Please copy the records exactly as they appear, with all pictures left out.

━━━━━ DATA PROVIDED

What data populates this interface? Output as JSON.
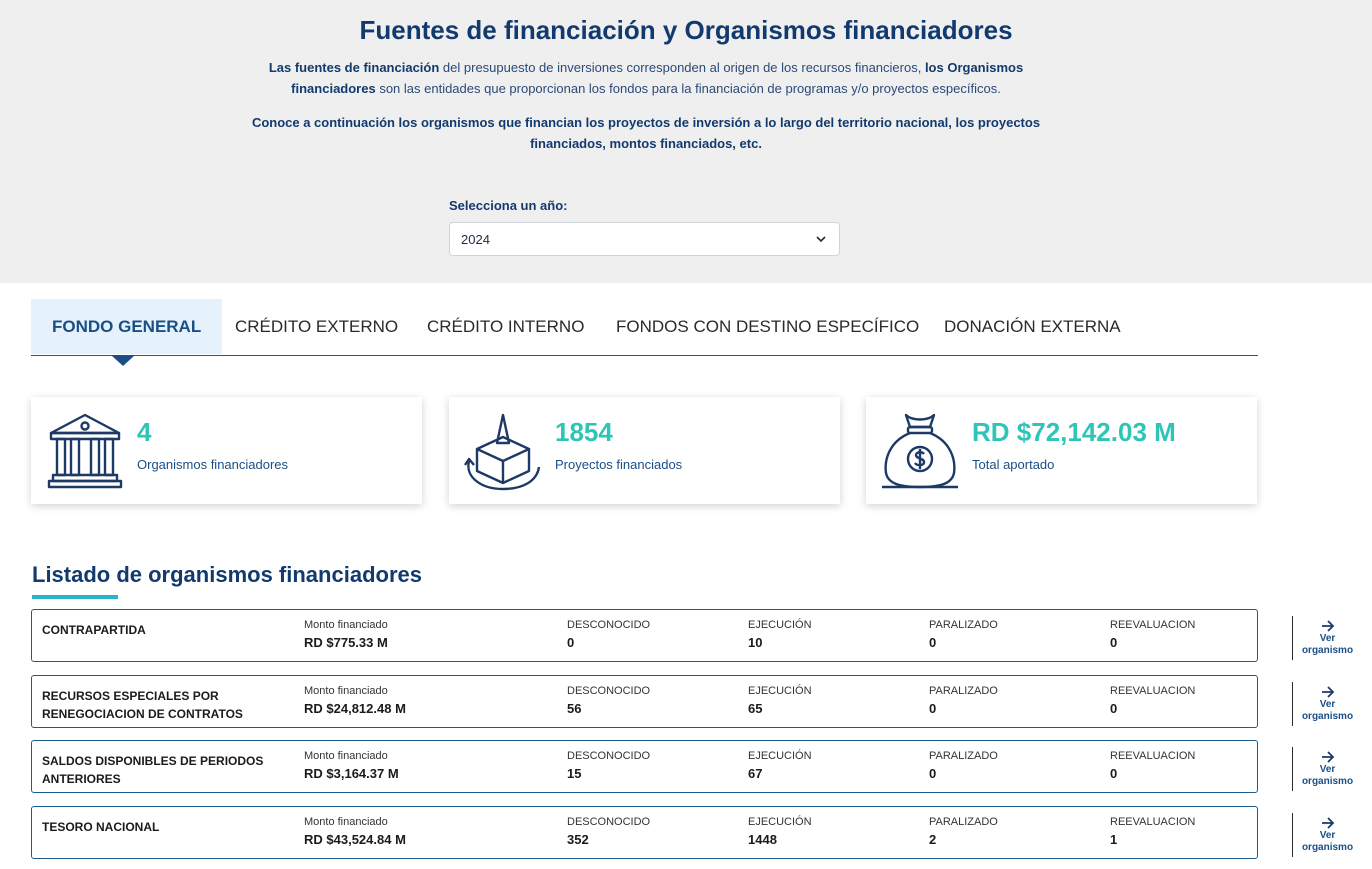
{
  "header": {
    "title": "Fuentes de financiación y Organismos financiadores",
    "desc_b1": "Las fuentes de financiación",
    "desc_t1": " del presupuesto de inversiones corresponden al origen de los recursos financieros, ",
    "desc_b2": "los Organismos financiadores",
    "desc_t2": " son las entidades que proporcionan los fondos para la financiación de programas y/o proyectos específicos.",
    "cta": "Conoce a continuación los organismos que financian los proyectos de inversión a lo largo del territorio nacional, los proyectos financiados, montos financiados, etc."
  },
  "year_select": {
    "label": "Selecciona un año:",
    "value": "2024"
  },
  "tabs": [
    {
      "label": "FONDO GENERAL",
      "active": true
    },
    {
      "label": "CRÉDITO EXTERNO",
      "active": false
    },
    {
      "label": "CRÉDITO INTERNO",
      "active": false
    },
    {
      "label": "FONDOS CON DESTINO ESPECÍFICO",
      "active": false
    },
    {
      "label": "DONACIÓN EXTERNA",
      "active": false
    }
  ],
  "stats": [
    {
      "value": "4",
      "label": "Organismos financiadores",
      "icon": "bank-building-icon"
    },
    {
      "value": "1854",
      "label": "Proyectos financiados",
      "icon": "project-box-icon"
    },
    {
      "value": "RD $72,142.03 M",
      "label": "Total aportado",
      "icon": "money-bag-icon"
    }
  ],
  "list": {
    "title": "Listado de organismos financiadores",
    "columns": {
      "monto": "Monto financiado",
      "desconocido": "DESCONOCIDO",
      "ejecucion": "EJECUCIÓN",
      "paralizado": "PARALIZADO",
      "reevaluacion": "REEVALUACION"
    },
    "action_label_1": "Ver",
    "action_label_2": "organismo",
    "rows": [
      {
        "name": "CONTRAPARTIDA",
        "monto": "RD $775.33 M",
        "desconocido": "0",
        "ejecucion": "10",
        "paralizado": "0",
        "reevaluacion": "0"
      },
      {
        "name": "RECURSOS ESPECIALES POR RENEGOCIACION DE CONTRATOS",
        "monto": "RD $24,812.48 M",
        "desconocido": "56",
        "ejecucion": "65",
        "paralizado": "0",
        "reevaluacion": "0"
      },
      {
        "name": "SALDOS DISPONIBLES DE PERIODOS ANTERIORES",
        "monto": "RD $3,164.37 M",
        "desconocido": "15",
        "ejecucion": "67",
        "paralizado": "0",
        "reevaluacion": "0"
      },
      {
        "name": "TESORO NACIONAL",
        "monto": "RD $43,524.84 M",
        "desconocido": "352",
        "ejecucion": "1448",
        "paralizado": "2",
        "reevaluacion": "1"
      }
    ]
  },
  "colors": {
    "primary": "#123a6e",
    "accent": "#2ec4b6",
    "active_tab_bg": "#e6f2fb",
    "hero_bg": "#efefef"
  }
}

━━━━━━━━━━

WRITTEN ANSWER >>
What data populates this interface? Output as JSON.
{
  "header": {
    "title": "Fuentes de financiación y Organismos financiadores",
    "desc_b1": "Las fuentes de financiación",
    "desc_t1": " del presupuesto de inversiones corresponden al origen de los recursos financieros, ",
    "desc_b2": "los Organismos financiadores",
    "desc_t2": " son las entidades que proporcionan los fondos para la financiación de programas y/o proyectos específicos.",
    "cta": "Conoce a continuación los organismos que financian los proyectos de inversión a lo largo del territorio nacional, los proyectos financiados, montos financiados, etc."
  },
  "year_select": {
    "label": "Selecciona un año:",
    "value": "2024"
  },
  "tabs": [
    {
      "label": "FONDO GENERAL",
      "active": true
    },
    {
      "label": "CRÉDITO EXTERNO",
      "active": false
    },
    {
      "label": "CRÉDITO INTERNO",
      "active": false
    },
    {
      "label": "FONDOS CON DESTINO ESPECÍFICO",
      "active": false
    },
    {
      "label": "DONACIÓN EXTERNA",
      "active": false
    }
  ],
  "stats": [
    {
      "value": "4",
      "label": "Organismos financiadores",
      "icon": "bank-building-icon"
    },
    {
      "value": "1854",
      "label": "Proyectos financiados",
      "icon": "project-box-icon"
    },
    {
      "value": "RD $72,142.03 M",
      "label": "Total aportado",
      "icon": "money-bag-icon"
    }
  ],
  "list": {
    "title": "Listado de organismos financiadores",
    "columns": {
      "monto": "Monto financiado",
      "desconocido": "DESCONOCIDO",
      "ejecucion": "EJECUCIÓN",
      "paralizado": "PARALIZADO",
      "reevaluacion": "REEVALUACION"
    },
    "action_label_1": "Ver",
    "action_label_2": "organismo",
    "rows": [
      {
        "name": "CONTRAPARTIDA",
        "monto": "RD $775.33 M",
        "desconocido": "0",
        "ejecucion": "10",
        "paralizado": "0",
        "reevaluacion": "0"
      },
      {
        "name": "RECURSOS ESPECIALES POR RENEGOCIACION DE CONTRATOS",
        "monto": "RD $24,812.48 M",
        "desconocido": "56",
        "ejecucion": "65",
        "paralizado": "0",
        "reevaluacion": "0"
      },
      {
        "name": "SALDOS DISPONIBLES DE PERIODOS ANTERIORES",
        "monto": "RD $3,164.37 M",
        "desconocido": "15",
        "ejecucion": "67",
        "paralizado": "0",
        "reevaluacion": "0"
      },
      {
        "name": "TESORO NACIONAL",
        "monto": "RD $43,524.84 M",
        "desconocido": "352",
        "ejecucion": "1448",
        "paralizado": "2",
        "reevaluacion": "1"
      }
    ]
  },
  "colors": {
    "primary": "#123a6e",
    "accent": "#2ec4b6",
    "active_tab_bg": "#e6f2fb",
    "hero_bg": "#efefef"
  }
}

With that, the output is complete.